In an article in Loop News that same day – Covid Surge: Highest number of paediatric cases at Bustamante hospital – Senior Medical Officer, Dr Michelle-Ann Richards-Dawson was quoted as saying:

“We are currently in the fourth wave of the pandemic. We have been through three before but this one is different. The pace at which people are getting infected and symptomatic is alarming and therefore it is important that we vaccinate to protect ourselves and our loved ones”.

The Jamaica Medical Doctors’ Association (JMDA) issued a release expressing their concerns about the current situation…

…which was endorsed today by the Medical Association of Jamaica (MAJ)…

So with this and more having occurred in the last week, many people wondered if Covid-19 would be on the agenda of the Office of the Prime Minister press conference announced last night. However, it wasn’t.

This morning, PM Holness told the country that a ZOSO had been declared for some sections of Westmoreland, which has been plagued by violent crime. At the end of the press conference, the ususal question and answer segment took place. The final question was asked by Ricardo Brooks of Nationwide News Network.
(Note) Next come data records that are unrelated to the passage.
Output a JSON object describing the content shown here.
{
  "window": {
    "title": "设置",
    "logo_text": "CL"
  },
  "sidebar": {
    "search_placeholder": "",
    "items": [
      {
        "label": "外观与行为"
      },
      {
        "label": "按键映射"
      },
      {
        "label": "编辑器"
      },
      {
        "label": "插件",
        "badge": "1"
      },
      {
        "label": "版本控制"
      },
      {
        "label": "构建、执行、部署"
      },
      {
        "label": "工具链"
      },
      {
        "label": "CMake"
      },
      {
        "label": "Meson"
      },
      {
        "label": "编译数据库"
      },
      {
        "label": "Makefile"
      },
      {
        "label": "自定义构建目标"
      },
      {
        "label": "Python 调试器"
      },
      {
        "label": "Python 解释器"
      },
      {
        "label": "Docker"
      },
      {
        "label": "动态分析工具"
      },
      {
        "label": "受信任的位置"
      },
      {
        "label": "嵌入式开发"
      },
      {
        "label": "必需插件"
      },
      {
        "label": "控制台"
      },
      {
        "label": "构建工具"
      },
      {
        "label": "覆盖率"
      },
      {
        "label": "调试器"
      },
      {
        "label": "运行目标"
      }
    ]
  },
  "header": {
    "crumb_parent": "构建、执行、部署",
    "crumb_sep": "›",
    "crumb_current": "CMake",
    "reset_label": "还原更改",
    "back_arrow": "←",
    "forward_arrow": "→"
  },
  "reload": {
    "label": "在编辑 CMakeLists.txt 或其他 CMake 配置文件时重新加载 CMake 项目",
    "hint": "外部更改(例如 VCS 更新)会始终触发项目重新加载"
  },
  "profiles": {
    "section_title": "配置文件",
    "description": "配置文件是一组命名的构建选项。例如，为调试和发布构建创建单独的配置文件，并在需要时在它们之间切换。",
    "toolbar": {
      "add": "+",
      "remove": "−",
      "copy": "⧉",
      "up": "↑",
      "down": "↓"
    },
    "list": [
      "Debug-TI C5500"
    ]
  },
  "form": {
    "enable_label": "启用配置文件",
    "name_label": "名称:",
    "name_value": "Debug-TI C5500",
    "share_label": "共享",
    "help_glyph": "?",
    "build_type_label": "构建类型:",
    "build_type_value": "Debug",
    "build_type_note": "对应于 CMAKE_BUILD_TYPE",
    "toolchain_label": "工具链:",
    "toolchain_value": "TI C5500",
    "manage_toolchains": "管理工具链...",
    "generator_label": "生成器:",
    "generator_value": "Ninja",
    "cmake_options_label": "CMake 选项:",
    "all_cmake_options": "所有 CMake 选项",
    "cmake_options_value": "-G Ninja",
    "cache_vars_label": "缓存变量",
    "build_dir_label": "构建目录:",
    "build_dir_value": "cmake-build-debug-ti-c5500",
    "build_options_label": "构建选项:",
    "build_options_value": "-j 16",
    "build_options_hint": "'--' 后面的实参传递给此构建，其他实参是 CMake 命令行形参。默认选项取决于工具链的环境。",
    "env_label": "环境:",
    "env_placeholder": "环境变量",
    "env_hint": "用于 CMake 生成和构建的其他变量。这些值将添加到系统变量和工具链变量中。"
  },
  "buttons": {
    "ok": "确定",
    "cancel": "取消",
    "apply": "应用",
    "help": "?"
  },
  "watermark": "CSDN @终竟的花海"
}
Ricardo Brooks: Good morning, Prime Minister. The country’s positivity rate has topped 60% and hospitalization, the situation there is deteriorating. Do you still hold to the point that “Argument done”?

The Prime Minister answered: You have said it. Thank you!

That was all. And then the press conference ended.

At the point we are at in the 4th wave, this is not an adequate or appropriate response from Jamaica’s Prime Minister. We are told that the peak of the wave is not expected for another two or more weeks. The health care system is already on the verge of being overwhelmed by the increased number of cases and the staff shortages. The strategy that PM Holness offered last week – “Go and take the vaccine! That is the strategy.” – will not slow this current surge. He may feel he has spoken enough; he may feel frustrated; he may have had another appointment to go to. But this was a national press conference he called, to talk about another issue, yes. But he must have expected that he would be questioned about the Covid-19 situation and it would have been good if he had used the opportunity, on a Sunday morning, to have said something more useful.


Disaster Risk Management Order No. 12 – Dated December 10, 2021 (& Order No. 11 Amendment No. 2 – November 27, 2021)

The gazetted copy of the current Disaster Risk Management Order – No. 12, dated December 10, 2021 – was posted on the Office of the Prime Minister’s (OPM) website on December 24, 2021. To date, it hasn’t yet been posted on the website of the Ministry of Justice (MOJ).

I have posted a copy below. I have also posted a copy of Amendment No. 2 for Order No. 11, dated November 27, 2021.

Despite the fact that these Orders govern some fundamental aspects of our lives in profound ways, and have done so for the better part of the past 2 years, neither of the two government websites which post these gazetted Orders online has a complete set of them posted. The Ministry of Justice hasn’t yet posted a copy of the current order, 18 days after the measures went into effect. And the Office of the Prime Minister posted the current order on December 24, two weeks after the measures took effect, on December 10. OPM also still hasn’t posted some of the previous orders, Order No. 11, for example, nor its 2nd amendment.

MOJ DRMA Orders page on 28-12-21
OPM DRMA Orders page on 28-12-21

Some would say this is of little significance because fewer and fewer people are paying attention to the measures that are announced anyway and enforcement of many measures is very relaxed and arbitrary. So post them? Don’t post them? Whatever….

But what is the impact of repeatedly announcing measures which are routinely ignored? This might be worth considering.